Contemporary photography is a fast-paced field. Curator and critic Val Williams points out some emerging talent as she previews the wide variety of work on show at Photo-London, the annual photography fair in the RA’s Burlington Gardens space
All the King's art
When Oliver Cromwell sold off the priceless art collection of Charles I, the results were surprising, says Jerry Brotton. He argues that the historic sale made art available to new strata of society and laid the foundations of the British art market
We'll always have Paris
Americans in Paris: 1860—1900
To be perfectly frank
Newly elected Academician Frank Bowling prefers to let his painting do the talking, learns Laura Gascoigne as she meets the artist in his south London studio. Photograph by Eamonn McCabe
Out to lunch: Bernard Dunstan and Diana Armfield
Bernard Dunstan and Diana Armfield are as passionate about their art — and each other — as they were half a century ago. Sarah Greenberg asks them their secrets over lunch at Brown’s and finds some surprising answers.

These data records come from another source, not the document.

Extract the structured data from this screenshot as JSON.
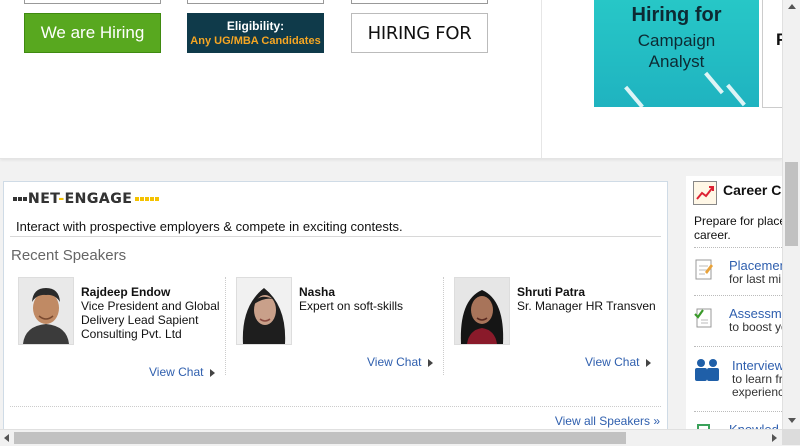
{
  "ads": {
    "hiring_label": "We are Hiring",
    "eligibility_line1": "Eligibility:",
    "eligibility_line2": "Any UG/MBA Candidates",
    "hiring_for_label": "HIRING FOR",
    "banner_title": "Hiring for",
    "banner_line2": "Campaign",
    "banner_line3": "Analyst",
    "banner2_letter": "F"
  },
  "net_engage": {
    "logo_part1": "NET",
    "logo_dash": "-",
    "logo_part2": "ENGAGE",
    "tagline": "Interact with prospective employers & compete in exciting contests.",
    "recent_title": "Recent Speakers",
    "speakers": [
      {
        "name": "Rajdeep Endow",
        "desc": "Vice President and Global Delivery Lead Sapient Consulting Pvt. Ltd",
        "chat_label": "View Chat"
      },
      {
        "name": "Nasha",
        "desc": "Expert on soft-skills",
        "chat_label": "View Chat"
      },
      {
        "name": "Shruti Patra",
        "desc": "Sr. Manager HR Transven",
        "chat_label": "View Chat"
      }
    ],
    "view_all": "View all Speakers »"
  },
  "sidebar": {
    "title": "Career C",
    "text_line1": "Prepare for place",
    "text_line2": "career.",
    "items": [
      {
        "title": "Placemen",
        "sub1": "for last mi",
        "sub2": ""
      },
      {
        "title": "Assessm",
        "sub1": "to boost yo",
        "sub2": ""
      },
      {
        "title": "Interview",
        "sub1": "to learn fr",
        "sub2": "experienc"
      },
      {
        "title": "Knowled",
        "sub1": "",
        "sub2": ""
      }
    ]
  },
  "colors": {
    "accent_link": "#2f5fae",
    "hiring_green": "#58a81f",
    "banner_teal": "#27c7c7",
    "logo_yellow": "#f5c200"
  }
}
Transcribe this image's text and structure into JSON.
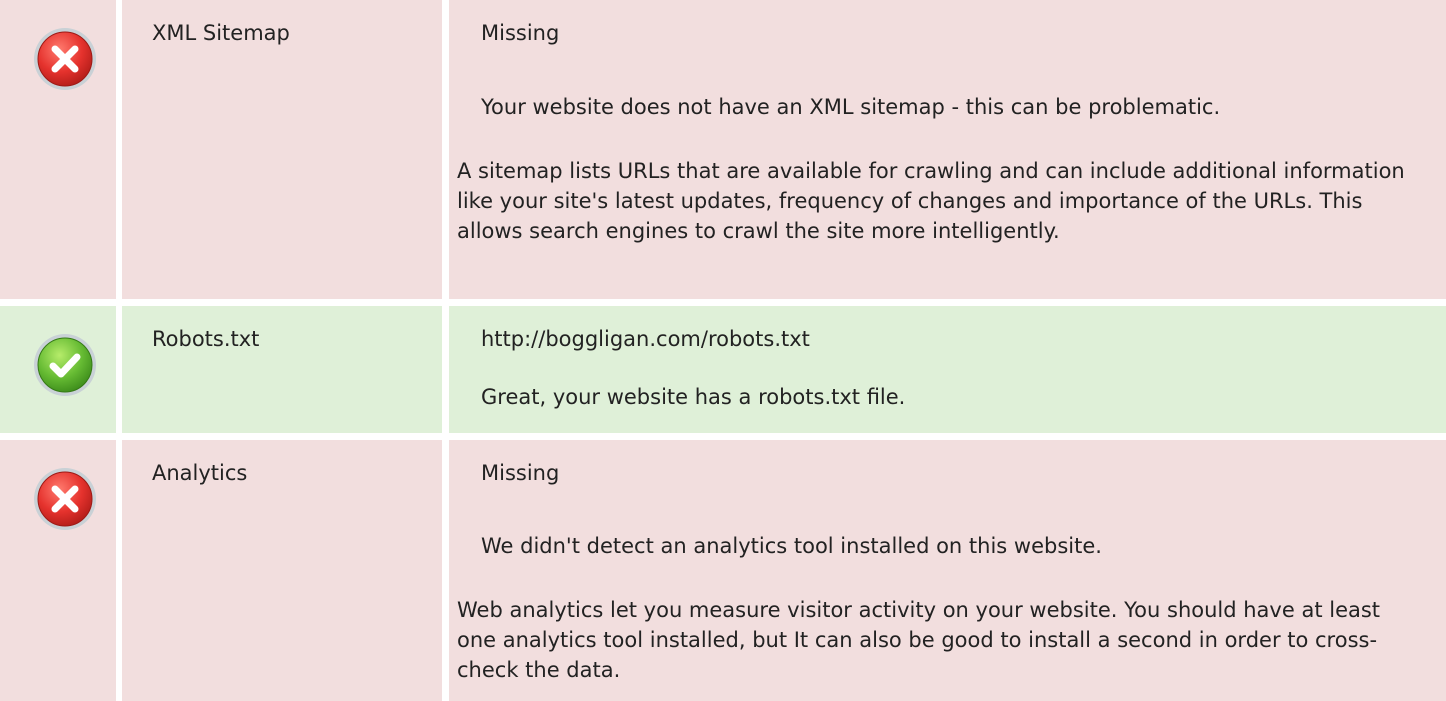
{
  "colors": {
    "fail_background": "#f2dede",
    "pass_background": "#dff0d8",
    "fail_icon": "#e5322d",
    "pass_icon": "#66bb33"
  },
  "checks": [
    {
      "status": "fail",
      "icon": "error-cross-icon",
      "name": "XML Sitemap",
      "value": "Missing",
      "message": "Your website does not have an XML sitemap - this can be problematic.",
      "advice": "A sitemap lists URLs that are available for crawling and can include additional information like your site's latest updates, frequency of changes and importance of the URLs. This allows search engines to crawl the site more intelligently."
    },
    {
      "status": "pass",
      "icon": "success-check-icon",
      "name": "Robots.txt",
      "value": "http://boggligan.com/robots.txt",
      "message": "Great, your website has a robots.txt file."
    },
    {
      "status": "fail",
      "icon": "error-cross-icon",
      "name": "Analytics",
      "value": "Missing",
      "message": "We didn't detect an analytics tool installed on this website.",
      "advice": "Web analytics let you measure visitor activity on your website. You should have at least one analytics tool installed, but It can also be good to install a second in order to cross-check the data."
    }
  ]
}
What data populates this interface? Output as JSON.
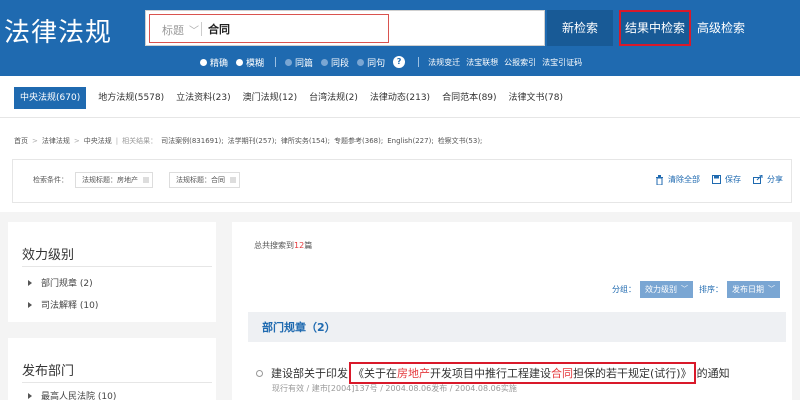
{
  "header": {
    "logo": "法律法规",
    "search": {
      "field_label": "标题",
      "query": "合同"
    },
    "new_search": "新检索",
    "result_search": "结果中检索",
    "advanced_search": "高级检索",
    "options": {
      "match": [
        {
          "label": "精确",
          "selected": true
        },
        {
          "label": "模糊",
          "selected": false
        }
      ],
      "scope": [
        {
          "label": "同篇",
          "selected": false
        },
        {
          "label": "同段",
          "selected": false
        },
        {
          "label": "同句",
          "selected": false
        }
      ],
      "help": "?",
      "links": [
        "法规变迁",
        "法宝联想",
        "公报索引",
        "法宝引证码"
      ]
    }
  },
  "tabs": [
    {
      "label": "中央法规(670)",
      "active": true
    },
    {
      "label": "地方法规(5578)"
    },
    {
      "label": "立法资料(23)"
    },
    {
      "label": "澳门法规(12)"
    },
    {
      "label": "台湾法规(2)"
    },
    {
      "label": "法律动态(213)"
    },
    {
      "label": "合同范本(89)"
    },
    {
      "label": "法律文书(78)"
    }
  ],
  "breadcrumb": {
    "path": [
      "首页",
      "法律法规",
      "中央法规"
    ],
    "related_label": "相关结果：",
    "related": [
      "司法案例(831691);",
      "法学期刊(257);",
      "律所实务(154);",
      "专题参考(368);",
      "English(227);",
      "检察文书(53);"
    ]
  },
  "conditions": {
    "label": "检索条件：",
    "chips": [
      "法规标题：房地产",
      "法规标题：合同"
    ],
    "actions": {
      "clear": "清除全部",
      "save": "保存",
      "share": "分享"
    }
  },
  "sidebar": {
    "level": {
      "title": "效力级别",
      "items": [
        "部门规章 (2)",
        "司法解释 (10)"
      ]
    },
    "dept": {
      "title": "发布部门",
      "items": [
        "最高人民法院 (10)"
      ]
    }
  },
  "main": {
    "total_prefix": "总共搜索到",
    "total_count": "12",
    "total_suffix": "篇",
    "group_label": "分组：",
    "group_value": "效力级别",
    "sort_label": "排序：",
    "sort_value": "发布日期",
    "group_title": "部门规章（2）",
    "result": {
      "prefix": "建设部关于印发",
      "t1": "《关于在",
      "kw1": "房地产",
      "t2": "开发项目中推行工程建设",
      "kw2": "合同",
      "t3": "担保的若干规定(试行)》",
      "suffix": "的通知",
      "meta": "现行有效 / 建市[2004]137号 / 2004.08.06发布 / 2004.08.06实施"
    }
  },
  "colors": {
    "header": "#1f6ab0",
    "highlight": "#e4393c",
    "frame": "#d9192a"
  }
}
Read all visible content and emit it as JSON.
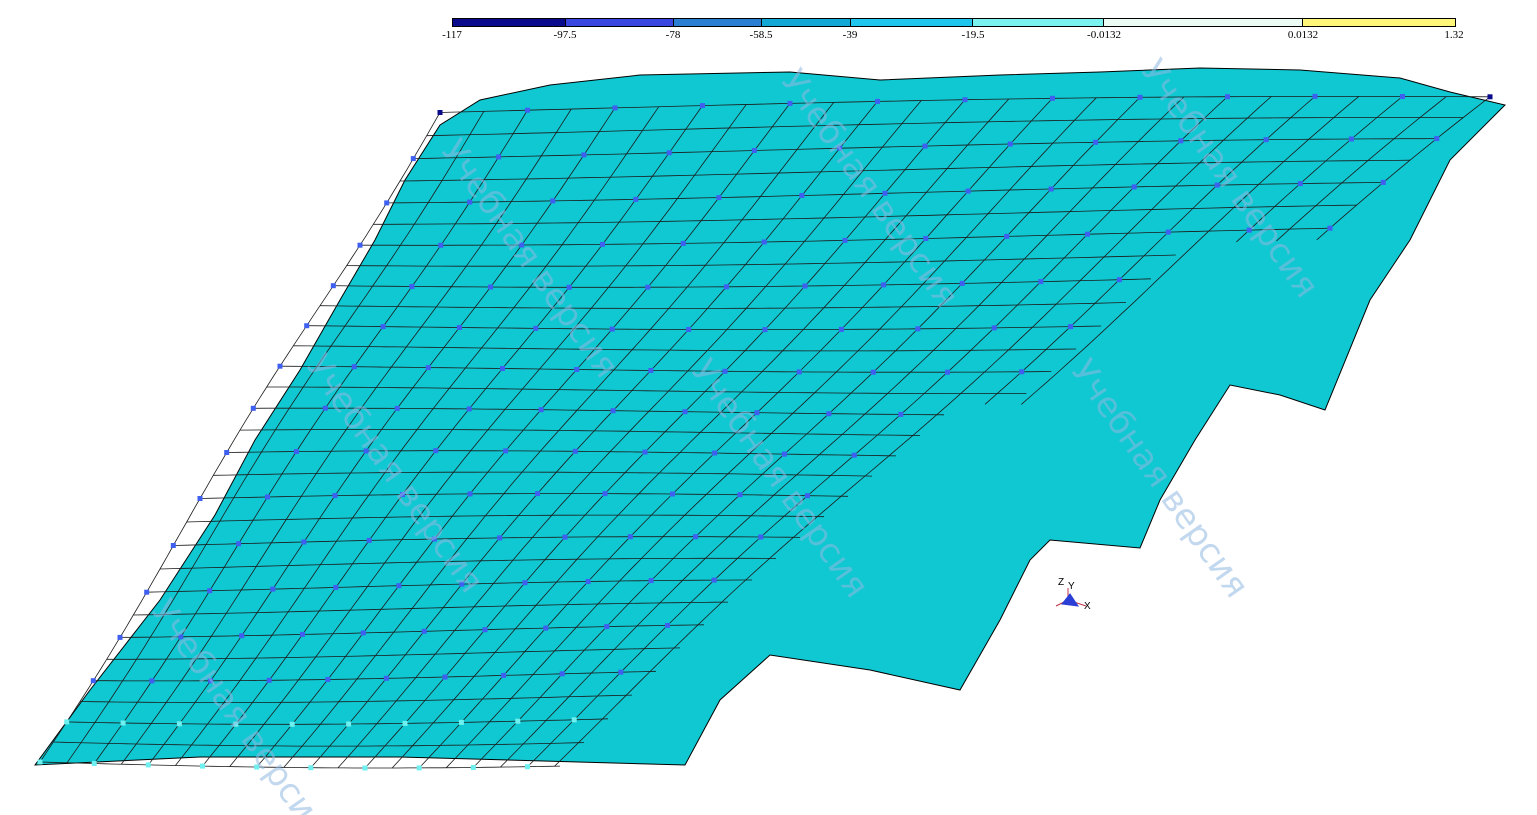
{
  "legend": {
    "ticks": [
      "-117",
      "-97.5",
      "-78",
      "-58.5",
      "-39",
      "-19.5",
      "-0.0132",
      "0.0132",
      "1.32"
    ],
    "colors": [
      "#0a0a8c",
      "#3a46e0",
      "#2b7fd3",
      "#12a7d4",
      "#1ec6ee",
      "#7af2f0",
      "#eafcf4",
      "#fff67a"
    ]
  },
  "surface": {
    "fill_color": "#10c8d2",
    "grid_color": "#1a1a1a",
    "node_color": "#3f5ff0"
  },
  "watermark": {
    "text": "Учебная версия",
    "color": "#8fb8e0"
  },
  "axis_triad": {
    "labels": [
      "Z",
      "Y",
      "X"
    ]
  }
}
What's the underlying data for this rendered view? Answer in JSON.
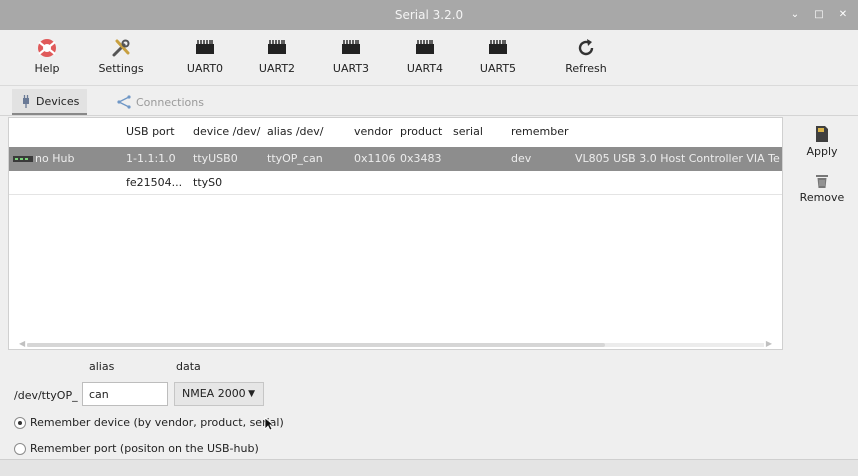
{
  "window": {
    "title": "Serial 3.2.0",
    "controls": [
      "⌄",
      "□",
      "✕"
    ]
  },
  "toolbar": {
    "help_label": "Help",
    "settings_label": "Settings",
    "uart0_label": "UART0",
    "uart2_label": "UART2",
    "uart3_label": "UART3",
    "uart4_label": "UART4",
    "uart5_label": "UART5",
    "refresh_label": "Refresh"
  },
  "tabs": {
    "devices": "Devices",
    "connections": "Connections"
  },
  "table": {
    "headers": {
      "usb_port": "USB port",
      "device": "device /dev/",
      "alias": "alias /dev/",
      "vendor": "vendor",
      "product": "product",
      "serial": "serial",
      "remember": "remember"
    },
    "rows": [
      {
        "hub": "no Hub",
        "usb_port": "1-1.1:1.0",
        "device": "ttyUSB0",
        "alias": "ttyOP_can",
        "vendor": "0x1106",
        "product": "0x3483",
        "serial": "",
        "remember": "dev",
        "description": "VL805 USB 3.0 Host Controller VIA Te"
      },
      {
        "hub": "",
        "usb_port": "fe21504...",
        "device": "ttyS0",
        "alias": "",
        "vendor": "",
        "product": "",
        "serial": "",
        "remember": "",
        "description": ""
      }
    ]
  },
  "side": {
    "apply_label": "Apply",
    "remove_label": "Remove"
  },
  "form": {
    "alias_label": "alias",
    "data_label": "data",
    "prefix": "/dev/ttyOP_",
    "alias_value": "can",
    "data_selected": "NMEA 2000",
    "radio_device": "Remember device (by vendor, product, serial)",
    "radio_port": "Remember port (positon on the USB-hub)"
  },
  "colors": {
    "titlebar": "#a8a8a8",
    "selected_row": "#8d8d8d",
    "background": "#efefef"
  }
}
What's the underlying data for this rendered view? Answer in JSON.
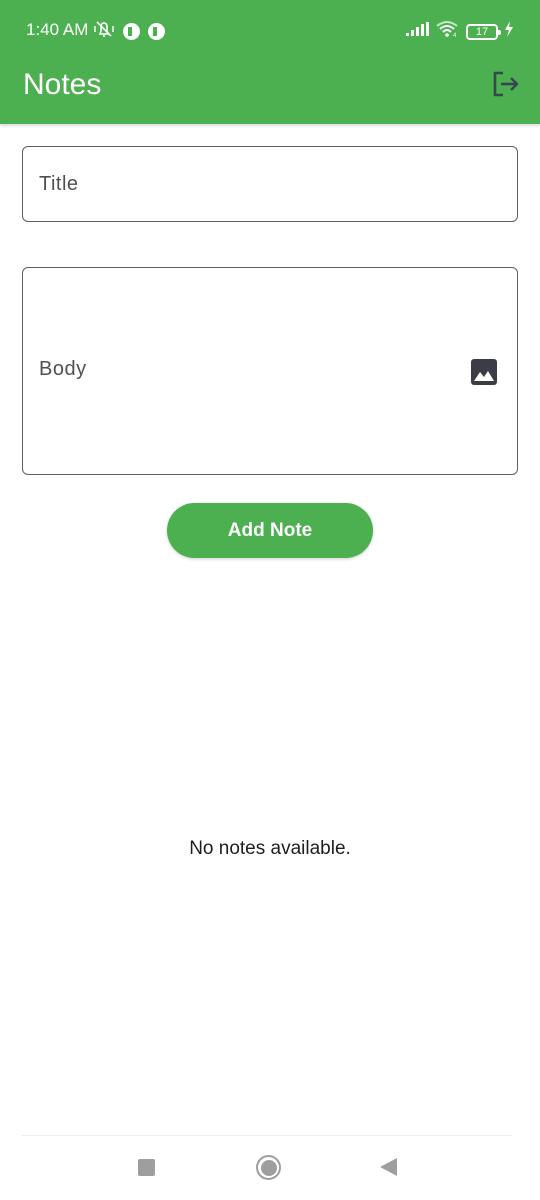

Architecture may not be able to cure illness but it can create a healthy, uplifting atmosphere that boosts the quality of life for patients. Hugh Pearman meets Michael Hopkins and learns how the publicity-shy architect has re-invented what a hospital can be.